It's another busy day in Philadelphia School District land - on tap is an SRC meeting, a student die-in, and a five-year financial plan for the cash-strapped school system. Follow along as I livetweet...
U.S. Labor Secretary Thomas E. Perez on Thursday announced a $100 million competitive grant program - the largest in history, he said - that will go to expand apprenticeship programs.
Perez made the announcement in Philadelphia, where he touted a successful Philadelphia School District apprenticeship program that equips students to be Information Technology professionals - jobs that often land products of the program starting salaries of $50,000 or above.
"Apprenticeship is not only your ticket to the middle class," Perez said. "It's the other college."
At three city schools, students staged "die-ins" on Friday to protest police brutality and racism.
The Masterman die-in happened in a first-floor hallway, when roughly 100 students sat or laid down silently at mid-morning. Some held "Black Lives Matter" signs. Others closed their eyes or stared straight ahead.
The die-in lasted four minutes - symbolizing the four and a half hours Michael Brown lay dead on the ground in Ferguson, Mo., students said. They said they were deeply affected by the deaths of Brown and of Eric Garner in Staten Island. Both died at the hands of police who controversially faced no criminal penalty for the deaths.
Teachers and support staff at the Pennsylvania School for the Deaf, a 195-year-old school in Germantown, want to unionize.
The staff have filed a petition with the National Labor Relations Board to form a collective bargaining unit at the school, they announced on Monday<NO1>dec 1<NO>. The move comes after the state-run school’s board refused to voluntarily recognize the union.
And it comes amid a growing rift between school staff and administration.
On a visit to a Philadelphia School District school today (hi, Parkway Center City!), a familiar thought occurred to me: financial circumstances are tough (see: running a school on $160 tough) but man, are the students great. (See also: Ben Franklin students, whom I visited last week and wrote about in today's Inquirer.)
I write a lot about the things that are broken in Philadelphia schools. I love finding and writing about the good stuff, too. Colleague Cathy Rubin, editor of our Style & Soul section, has put out a call to Philadelphia students. Cathy writes: "tell us what you're thankful for in your classrooms - the teacher who always goes the extra mile, for instance, or the lesson you'll never forget. Please send your e-mails of 100 words or less to firstname.lastname@example.org by Nov. 18. Please include your full name, age, and school. We will publish some of them in Style & Soul Nov. 27."

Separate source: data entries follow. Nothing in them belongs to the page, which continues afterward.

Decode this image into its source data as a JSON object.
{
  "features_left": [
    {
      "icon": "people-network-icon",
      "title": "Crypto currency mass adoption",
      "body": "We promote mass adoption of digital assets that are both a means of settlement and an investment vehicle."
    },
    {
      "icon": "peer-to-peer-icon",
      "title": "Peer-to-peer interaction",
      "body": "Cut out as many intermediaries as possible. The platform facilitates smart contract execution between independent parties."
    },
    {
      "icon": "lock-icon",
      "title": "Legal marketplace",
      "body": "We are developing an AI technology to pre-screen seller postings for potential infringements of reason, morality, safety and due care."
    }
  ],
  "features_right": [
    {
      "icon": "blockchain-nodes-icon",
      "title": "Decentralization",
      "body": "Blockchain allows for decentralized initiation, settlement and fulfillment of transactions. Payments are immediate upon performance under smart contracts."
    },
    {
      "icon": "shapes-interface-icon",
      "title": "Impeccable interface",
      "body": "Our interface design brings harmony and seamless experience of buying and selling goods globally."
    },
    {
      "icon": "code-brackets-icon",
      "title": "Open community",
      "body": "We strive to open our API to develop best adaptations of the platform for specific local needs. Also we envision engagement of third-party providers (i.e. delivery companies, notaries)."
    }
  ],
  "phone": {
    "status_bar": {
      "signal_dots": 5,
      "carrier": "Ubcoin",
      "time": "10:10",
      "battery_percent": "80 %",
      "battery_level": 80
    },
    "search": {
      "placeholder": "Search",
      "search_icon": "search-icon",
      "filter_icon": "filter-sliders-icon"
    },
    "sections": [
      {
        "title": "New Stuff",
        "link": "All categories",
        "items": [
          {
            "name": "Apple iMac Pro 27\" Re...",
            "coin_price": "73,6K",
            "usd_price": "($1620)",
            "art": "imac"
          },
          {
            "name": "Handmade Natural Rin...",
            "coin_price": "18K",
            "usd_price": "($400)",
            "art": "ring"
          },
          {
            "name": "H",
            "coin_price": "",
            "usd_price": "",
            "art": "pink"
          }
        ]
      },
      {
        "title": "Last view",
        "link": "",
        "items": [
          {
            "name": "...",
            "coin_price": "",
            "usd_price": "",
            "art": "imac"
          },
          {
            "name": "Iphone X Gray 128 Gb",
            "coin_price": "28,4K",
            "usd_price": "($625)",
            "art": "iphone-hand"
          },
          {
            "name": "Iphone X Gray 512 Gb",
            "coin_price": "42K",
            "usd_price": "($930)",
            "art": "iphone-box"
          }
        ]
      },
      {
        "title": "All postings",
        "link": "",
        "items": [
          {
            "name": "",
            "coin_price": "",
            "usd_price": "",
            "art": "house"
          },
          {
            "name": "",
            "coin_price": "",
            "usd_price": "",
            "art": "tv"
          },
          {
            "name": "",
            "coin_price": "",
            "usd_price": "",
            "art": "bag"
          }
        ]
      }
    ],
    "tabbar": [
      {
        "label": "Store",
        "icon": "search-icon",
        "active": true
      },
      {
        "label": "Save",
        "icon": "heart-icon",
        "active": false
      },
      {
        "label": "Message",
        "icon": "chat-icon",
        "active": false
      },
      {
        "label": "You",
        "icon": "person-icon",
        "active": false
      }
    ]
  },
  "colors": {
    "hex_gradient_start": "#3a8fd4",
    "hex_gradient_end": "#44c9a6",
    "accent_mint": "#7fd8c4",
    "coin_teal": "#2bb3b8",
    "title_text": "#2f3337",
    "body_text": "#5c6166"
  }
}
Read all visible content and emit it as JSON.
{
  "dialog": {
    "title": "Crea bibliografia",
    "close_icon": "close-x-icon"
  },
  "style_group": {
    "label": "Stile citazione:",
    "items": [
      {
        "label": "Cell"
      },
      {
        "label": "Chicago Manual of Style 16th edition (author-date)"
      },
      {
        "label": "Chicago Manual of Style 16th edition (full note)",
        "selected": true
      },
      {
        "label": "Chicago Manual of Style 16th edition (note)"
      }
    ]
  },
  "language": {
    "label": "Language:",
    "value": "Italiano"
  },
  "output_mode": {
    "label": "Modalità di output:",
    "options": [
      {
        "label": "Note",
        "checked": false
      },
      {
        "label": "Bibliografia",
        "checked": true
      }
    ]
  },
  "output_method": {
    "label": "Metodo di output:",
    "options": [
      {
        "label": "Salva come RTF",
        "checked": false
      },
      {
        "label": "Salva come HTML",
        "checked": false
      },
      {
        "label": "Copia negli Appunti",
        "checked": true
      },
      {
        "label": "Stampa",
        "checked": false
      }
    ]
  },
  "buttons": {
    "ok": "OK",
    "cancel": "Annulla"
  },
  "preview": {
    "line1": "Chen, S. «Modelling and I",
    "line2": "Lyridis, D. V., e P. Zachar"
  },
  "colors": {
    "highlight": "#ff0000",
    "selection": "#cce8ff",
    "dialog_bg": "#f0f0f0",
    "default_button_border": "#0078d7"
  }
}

So, Philly students, we're all ears - send us your thoughts by tomorrow! I can't wait to read what you have to say.
Last month, student activists from the Philadelphia Student Union - pupils at city public schools - staged a protest at a screening of the film "Won't Back Down," held at school headquarters and hosted by School Reform Commissioner Sylvia Simms.
Students present at the event said that as they were chanting to disrupt the film, Simms yelled at them, telling them they "probably attend failing schools."
Simms, in an Inquirer interview after the event, denied the charge. She said that she has "noticed we have a lot of failing schools. It's my job to try as fix as many schools as I can."
Join me Tuesday at noon for a live chat on Philadelphia schools. As always, things are hopping - from the school whose entire discretionary budget is $160 to a recently-filed education funding lawsuit, there's plenty to discuss.
School districts, parents, an organization representing small and rural school systems and the state NAACP on Monday filed a lawsuit against Gov. Tom Corbett, state education officials and legislative leaders, saying that Pennsylvania fails to uphold its constitutional obligation to educate children adequately.
Plaintiffs of the suit, filed in Commonwealth Court, include two Philadelphia School District parents and the William Penn School District in Delaware County.
State officials have "adopted an irrational school funding system that does not deliver the essential resources students need and discriminates against children based on where they live and the wealth of their communities," say the plaintiffs, who are represented by the Public Interest Law Center of Philadelphia and the Education Law Center-PA.